The Netherland Club retained the upper floors as sleeping rooms for members; such as Antonio Surie, Jr. who suddenly needed a place to stay in 1921. Surie’s wife kissed him good-bye in the fall of 1920 as she left for Europe. The problem was that Mrs. Surie did not go to Europe; but instead went to an apartment on West 69th Street. She stayed there with “a man not her husband,” according to The New York Times.
The man who was her husband found out. He served his wife with divorce papers and he moved into the Netherland Club while his problems were sorted out.
In 1939 the Netherland Club sold the former Lee mansion to architect Eugene Schoen as it prepared to move to its new headquarters in the Holland Building in Rockefeller Center. Schoen made his intentions for the once-proud home immediately public. The house, said The New York Times on June 2, “will be converted into small apartments.” The architect told reporters that “One and two-room kitchen and kitchenette apartments will be made out of the old building and are expected to be ready in September.”

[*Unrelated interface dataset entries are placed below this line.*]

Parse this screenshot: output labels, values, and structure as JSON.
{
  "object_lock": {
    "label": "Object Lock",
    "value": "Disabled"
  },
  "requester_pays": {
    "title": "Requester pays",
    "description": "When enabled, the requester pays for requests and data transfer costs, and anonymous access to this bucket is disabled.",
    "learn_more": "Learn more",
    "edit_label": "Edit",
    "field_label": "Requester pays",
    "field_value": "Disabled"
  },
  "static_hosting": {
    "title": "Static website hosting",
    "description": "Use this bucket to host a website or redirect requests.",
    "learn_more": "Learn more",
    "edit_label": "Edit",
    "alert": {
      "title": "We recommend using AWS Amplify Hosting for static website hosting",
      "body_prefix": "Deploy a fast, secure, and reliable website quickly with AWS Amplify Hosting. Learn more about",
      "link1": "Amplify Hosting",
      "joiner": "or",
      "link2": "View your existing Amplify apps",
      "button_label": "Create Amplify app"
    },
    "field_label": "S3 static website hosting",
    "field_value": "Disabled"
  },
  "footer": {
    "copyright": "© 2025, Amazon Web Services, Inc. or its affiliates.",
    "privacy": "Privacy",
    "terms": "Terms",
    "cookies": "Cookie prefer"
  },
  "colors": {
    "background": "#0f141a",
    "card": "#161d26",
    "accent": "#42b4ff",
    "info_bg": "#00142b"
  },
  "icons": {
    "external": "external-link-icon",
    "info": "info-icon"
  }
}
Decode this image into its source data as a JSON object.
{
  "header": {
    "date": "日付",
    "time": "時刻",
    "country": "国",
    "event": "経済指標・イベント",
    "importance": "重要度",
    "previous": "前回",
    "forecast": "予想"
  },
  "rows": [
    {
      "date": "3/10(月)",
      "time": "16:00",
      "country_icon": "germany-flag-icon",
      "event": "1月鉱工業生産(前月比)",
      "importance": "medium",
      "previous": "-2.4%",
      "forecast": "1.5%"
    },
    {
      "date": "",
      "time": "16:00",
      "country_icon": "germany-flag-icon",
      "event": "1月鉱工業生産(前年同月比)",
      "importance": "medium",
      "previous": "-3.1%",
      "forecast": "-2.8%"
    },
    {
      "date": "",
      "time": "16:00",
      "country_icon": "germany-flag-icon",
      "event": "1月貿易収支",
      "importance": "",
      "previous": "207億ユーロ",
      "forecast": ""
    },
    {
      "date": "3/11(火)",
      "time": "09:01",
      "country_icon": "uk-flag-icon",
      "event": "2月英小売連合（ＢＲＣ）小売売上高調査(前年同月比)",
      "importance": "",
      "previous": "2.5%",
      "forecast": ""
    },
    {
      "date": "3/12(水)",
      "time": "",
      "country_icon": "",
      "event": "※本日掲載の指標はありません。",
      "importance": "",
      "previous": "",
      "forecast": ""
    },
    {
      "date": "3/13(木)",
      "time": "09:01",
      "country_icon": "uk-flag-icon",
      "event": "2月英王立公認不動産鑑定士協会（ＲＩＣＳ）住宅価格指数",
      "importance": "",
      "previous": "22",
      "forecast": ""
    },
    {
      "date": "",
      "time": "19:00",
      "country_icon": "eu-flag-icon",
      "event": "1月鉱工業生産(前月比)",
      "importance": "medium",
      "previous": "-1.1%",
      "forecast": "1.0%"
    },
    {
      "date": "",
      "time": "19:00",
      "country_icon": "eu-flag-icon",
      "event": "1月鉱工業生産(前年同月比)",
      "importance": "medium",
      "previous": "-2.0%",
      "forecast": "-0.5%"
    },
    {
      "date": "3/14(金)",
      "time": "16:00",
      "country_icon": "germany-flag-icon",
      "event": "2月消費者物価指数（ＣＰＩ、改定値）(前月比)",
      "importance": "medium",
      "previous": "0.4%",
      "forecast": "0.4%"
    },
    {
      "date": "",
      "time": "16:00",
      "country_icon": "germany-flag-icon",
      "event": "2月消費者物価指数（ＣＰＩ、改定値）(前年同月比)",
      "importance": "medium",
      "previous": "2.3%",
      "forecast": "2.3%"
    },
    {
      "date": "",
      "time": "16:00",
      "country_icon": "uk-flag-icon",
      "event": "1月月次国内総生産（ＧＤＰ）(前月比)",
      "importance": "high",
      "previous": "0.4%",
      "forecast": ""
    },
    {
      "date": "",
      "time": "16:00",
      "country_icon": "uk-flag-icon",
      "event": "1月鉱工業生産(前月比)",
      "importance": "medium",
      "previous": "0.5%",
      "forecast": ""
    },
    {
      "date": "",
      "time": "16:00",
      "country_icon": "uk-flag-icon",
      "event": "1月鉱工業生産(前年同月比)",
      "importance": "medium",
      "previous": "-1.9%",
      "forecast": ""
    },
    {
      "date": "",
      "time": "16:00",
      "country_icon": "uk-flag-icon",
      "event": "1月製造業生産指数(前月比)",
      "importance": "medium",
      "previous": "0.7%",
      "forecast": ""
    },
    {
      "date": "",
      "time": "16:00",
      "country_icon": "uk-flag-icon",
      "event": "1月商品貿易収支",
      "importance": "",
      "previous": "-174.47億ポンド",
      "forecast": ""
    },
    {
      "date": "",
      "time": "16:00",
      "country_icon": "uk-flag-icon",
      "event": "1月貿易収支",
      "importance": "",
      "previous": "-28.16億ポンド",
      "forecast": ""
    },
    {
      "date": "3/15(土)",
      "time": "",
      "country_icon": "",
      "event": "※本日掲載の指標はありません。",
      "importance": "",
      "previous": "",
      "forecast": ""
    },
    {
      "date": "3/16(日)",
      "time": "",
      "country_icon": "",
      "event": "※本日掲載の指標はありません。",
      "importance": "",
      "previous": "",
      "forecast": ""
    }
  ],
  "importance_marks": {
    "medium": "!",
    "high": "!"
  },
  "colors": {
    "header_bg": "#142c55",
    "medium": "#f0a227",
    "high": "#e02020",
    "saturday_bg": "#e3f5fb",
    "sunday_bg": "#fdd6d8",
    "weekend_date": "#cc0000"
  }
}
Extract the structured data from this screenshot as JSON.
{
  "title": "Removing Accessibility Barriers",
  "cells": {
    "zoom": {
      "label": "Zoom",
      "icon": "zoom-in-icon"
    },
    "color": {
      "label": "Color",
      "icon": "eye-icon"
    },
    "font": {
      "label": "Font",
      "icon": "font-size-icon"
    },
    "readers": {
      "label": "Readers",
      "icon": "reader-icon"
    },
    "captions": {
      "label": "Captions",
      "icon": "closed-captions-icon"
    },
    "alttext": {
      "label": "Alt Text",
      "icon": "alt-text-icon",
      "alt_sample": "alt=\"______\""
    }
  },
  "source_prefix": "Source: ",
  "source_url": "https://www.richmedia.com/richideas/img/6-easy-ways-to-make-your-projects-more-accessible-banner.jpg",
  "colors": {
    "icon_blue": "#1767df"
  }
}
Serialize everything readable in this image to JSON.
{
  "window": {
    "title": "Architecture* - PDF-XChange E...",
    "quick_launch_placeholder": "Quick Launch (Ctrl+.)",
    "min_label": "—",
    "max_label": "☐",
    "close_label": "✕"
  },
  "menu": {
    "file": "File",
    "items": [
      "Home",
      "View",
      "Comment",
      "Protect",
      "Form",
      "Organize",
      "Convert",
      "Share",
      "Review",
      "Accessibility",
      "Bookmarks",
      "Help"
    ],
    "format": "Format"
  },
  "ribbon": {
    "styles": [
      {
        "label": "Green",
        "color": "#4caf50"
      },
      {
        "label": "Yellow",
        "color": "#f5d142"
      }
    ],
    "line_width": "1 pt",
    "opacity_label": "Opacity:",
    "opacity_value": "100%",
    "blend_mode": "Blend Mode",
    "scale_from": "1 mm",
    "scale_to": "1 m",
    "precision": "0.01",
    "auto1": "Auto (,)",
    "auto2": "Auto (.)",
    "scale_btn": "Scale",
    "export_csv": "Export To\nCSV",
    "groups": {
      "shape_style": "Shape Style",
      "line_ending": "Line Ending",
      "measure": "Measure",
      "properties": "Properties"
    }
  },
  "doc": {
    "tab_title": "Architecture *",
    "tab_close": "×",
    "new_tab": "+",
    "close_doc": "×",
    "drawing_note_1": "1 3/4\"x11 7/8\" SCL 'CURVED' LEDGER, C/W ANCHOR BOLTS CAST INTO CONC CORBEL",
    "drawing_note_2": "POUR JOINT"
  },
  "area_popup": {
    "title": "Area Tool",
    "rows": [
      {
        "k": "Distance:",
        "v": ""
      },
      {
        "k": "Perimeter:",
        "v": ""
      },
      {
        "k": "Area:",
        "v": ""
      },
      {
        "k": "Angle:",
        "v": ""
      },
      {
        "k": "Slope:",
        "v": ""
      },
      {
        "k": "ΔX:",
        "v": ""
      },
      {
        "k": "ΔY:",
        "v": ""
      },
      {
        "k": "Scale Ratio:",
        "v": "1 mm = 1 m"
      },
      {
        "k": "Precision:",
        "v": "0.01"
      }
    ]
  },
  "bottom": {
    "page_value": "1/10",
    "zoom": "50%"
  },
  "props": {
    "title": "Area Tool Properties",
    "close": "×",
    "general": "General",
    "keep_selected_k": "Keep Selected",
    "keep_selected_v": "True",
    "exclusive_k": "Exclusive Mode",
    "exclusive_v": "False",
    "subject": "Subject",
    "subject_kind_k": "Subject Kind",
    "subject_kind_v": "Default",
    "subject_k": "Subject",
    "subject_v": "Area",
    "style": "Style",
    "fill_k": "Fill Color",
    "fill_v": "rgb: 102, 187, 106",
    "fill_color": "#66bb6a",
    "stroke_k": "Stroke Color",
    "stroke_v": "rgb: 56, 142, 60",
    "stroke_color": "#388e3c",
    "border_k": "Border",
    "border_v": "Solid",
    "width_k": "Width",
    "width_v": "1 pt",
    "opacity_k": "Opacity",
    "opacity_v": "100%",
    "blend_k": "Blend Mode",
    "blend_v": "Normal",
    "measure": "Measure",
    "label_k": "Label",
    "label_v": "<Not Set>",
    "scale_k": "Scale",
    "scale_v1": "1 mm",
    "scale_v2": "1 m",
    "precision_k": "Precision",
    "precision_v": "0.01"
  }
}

The mansion was divided into two apartments per floor and immediately attracted a list of artistic residents. In 1941 former silent film actress and author Martha Sleeper moved in. Author and journalist Elizabeth Jordan was a tenant in the 1940s. She was editor of Harper’s Bazaar from 1900 to 1913. She died in the house on February 24, 1947.
Actress and interior designer Iris Whitney was a resident of No. 3. In 1952 film star John Garfield separated from his wife and a week later suffered a fatal heart attack in Whitney’s apartment. The already-uncomfortable situation became more so when police arrived to prepare a death report. Fearing that the men at the door were reporters, Whitney refused to open it. Reportedly a hour-long standoff resulted in the apartment door being broken down.
|Both of the antefixae are gone over the entrance. The replacement of No. 3 now matches the earlier one next door.|
The following year the house next door, like its neighbor, was converted to apartments. Both of the remarkable homes received subsequent renovations; yet their exteriors remain virtually untouched. The extraordinary cast iron porches bring to mind visions of summer evenings with the Lee and Harper families gazing out at the tranquil park as nightfall approaches.
non-historic photographs taken by the author